As with most people who have life responsibilities such as family, work, friends, church, and of course personal self-recovery time, it’s easy to see how we can become over-worked, sometimes even to the point of exhaustion. I recently read the book The 4 Hour Work-Week, by Timothy Ferris. I felt as if I was working all the time and much too hard. The concepts that I learned from reading the book really resonated with me. It got me to thinking of ways in which I could streamline my life, and begin to work smarter, not harder.
We live in a world that stresses over-achievement. For many of us, we feel pressure to prove ourselves, prove that we have more going on than the next person. We think that we have to compete against others, to show that we are better some how. I’ve learned that you really don’t have to compete against anyone, all you have to do is create. Don’t compete, create. WOW, what an amazing concept. When I finally embraced that lesson, I was free, free in ways that I can’t even begin to put into words.
Here is what I’ve learned about working smarter. Some of these ideas are inspired by the book I mentioned, and some of them are lessons learned from my own experiences.
Sometimes we hold on to things that no longer serve a purpose. What things are you holding on to that you need to let go of? What weights are holding you down? Heaviness holds you back, causing you to exert more energy where you don’t need to, causing you to work harder than you have to. Begin to take inventory of your life, and start the process of letting go of those things that are no longer needed, so that you can make room for what really matters.

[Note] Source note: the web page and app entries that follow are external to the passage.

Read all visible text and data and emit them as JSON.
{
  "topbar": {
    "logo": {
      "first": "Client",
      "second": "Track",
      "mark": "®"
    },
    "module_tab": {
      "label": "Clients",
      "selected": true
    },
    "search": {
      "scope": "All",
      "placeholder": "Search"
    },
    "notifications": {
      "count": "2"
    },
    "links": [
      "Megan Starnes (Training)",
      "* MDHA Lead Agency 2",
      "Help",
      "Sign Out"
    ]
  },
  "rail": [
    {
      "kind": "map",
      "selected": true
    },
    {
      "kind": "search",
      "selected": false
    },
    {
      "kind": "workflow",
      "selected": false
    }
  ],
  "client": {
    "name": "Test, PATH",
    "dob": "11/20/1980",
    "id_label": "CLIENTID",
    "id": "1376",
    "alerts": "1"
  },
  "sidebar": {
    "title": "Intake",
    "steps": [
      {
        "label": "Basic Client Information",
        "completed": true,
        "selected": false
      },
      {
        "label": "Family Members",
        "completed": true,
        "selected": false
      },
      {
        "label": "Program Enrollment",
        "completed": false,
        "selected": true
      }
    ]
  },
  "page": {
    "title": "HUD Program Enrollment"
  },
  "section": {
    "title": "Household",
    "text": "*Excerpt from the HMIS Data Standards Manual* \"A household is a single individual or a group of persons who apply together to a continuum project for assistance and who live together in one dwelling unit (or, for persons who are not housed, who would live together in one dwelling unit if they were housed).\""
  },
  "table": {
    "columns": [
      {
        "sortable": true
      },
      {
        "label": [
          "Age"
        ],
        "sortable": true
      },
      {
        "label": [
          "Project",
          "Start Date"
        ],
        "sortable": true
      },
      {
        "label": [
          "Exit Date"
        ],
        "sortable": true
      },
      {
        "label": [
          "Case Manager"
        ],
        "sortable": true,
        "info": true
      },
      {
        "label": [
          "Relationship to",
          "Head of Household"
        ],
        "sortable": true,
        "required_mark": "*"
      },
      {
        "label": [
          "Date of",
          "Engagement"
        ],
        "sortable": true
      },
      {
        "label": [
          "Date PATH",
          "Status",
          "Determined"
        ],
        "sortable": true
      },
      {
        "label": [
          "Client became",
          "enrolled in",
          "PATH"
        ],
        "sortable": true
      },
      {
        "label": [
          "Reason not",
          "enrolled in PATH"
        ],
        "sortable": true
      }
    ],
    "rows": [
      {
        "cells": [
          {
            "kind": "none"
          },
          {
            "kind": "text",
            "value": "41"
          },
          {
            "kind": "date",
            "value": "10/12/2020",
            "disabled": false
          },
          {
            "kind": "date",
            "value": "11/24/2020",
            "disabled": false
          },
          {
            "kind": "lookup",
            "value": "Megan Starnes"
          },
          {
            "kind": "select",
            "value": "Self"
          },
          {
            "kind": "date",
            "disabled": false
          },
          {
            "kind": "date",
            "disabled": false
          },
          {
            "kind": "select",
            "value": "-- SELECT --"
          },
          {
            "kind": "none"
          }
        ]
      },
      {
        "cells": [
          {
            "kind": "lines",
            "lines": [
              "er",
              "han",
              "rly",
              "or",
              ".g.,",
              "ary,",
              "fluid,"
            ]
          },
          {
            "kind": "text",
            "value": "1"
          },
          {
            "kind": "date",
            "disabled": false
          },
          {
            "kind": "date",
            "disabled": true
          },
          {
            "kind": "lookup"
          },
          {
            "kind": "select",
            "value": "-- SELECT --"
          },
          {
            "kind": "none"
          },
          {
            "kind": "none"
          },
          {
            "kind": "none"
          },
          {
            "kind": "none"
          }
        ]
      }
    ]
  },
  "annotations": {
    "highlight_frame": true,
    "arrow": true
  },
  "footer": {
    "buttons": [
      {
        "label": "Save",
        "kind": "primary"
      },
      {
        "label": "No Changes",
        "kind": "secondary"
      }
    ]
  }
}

For those things that you know must get done, which of those activities can you delegate to someone else. As I write this I am reminded of a funny story. When I was a child, before we had remote controls for our t.v.’s, my grandmother would call me to change the channel when she wanted to watch something different. The funny part of that story is that she would call me from the back of the house, where I was playing, to change the channel, often times when she was sitting right in front of the television! I’m sure she didn’t know it at the time, but in her own way she taught me how to delegate responsibility. It was a funny way to learn this lesson, and I appreciate her for teaching me.
When life gets busy, learn to automate those activities that you tend to repeat over and over again. Begin to look at what you can put on auto-pilot. Set those activities so that they can be repeated over and over again, so that you are free to focus on other things. For example, I usually plan my week the weekend before. I write many of my blogs over the weekend, and then I schedule them to be published throughout the week. Also, when I teach online I sometimes record it, and I make it available to be downloaded over and over again for future use. This frees up my time to focus on other aspects of my business, while making the same information I shared available to even more people.
If you’re like me, you consider your time to be precious. I’ve learned to invest, and not waste my time, so that I can be more available to the people I love, and more effective for the clients I serve.
Think about your daily and weekly routine. Identify what activities you do over and over again, that perhaps if you automated them, your time could be freed up to focus on other things.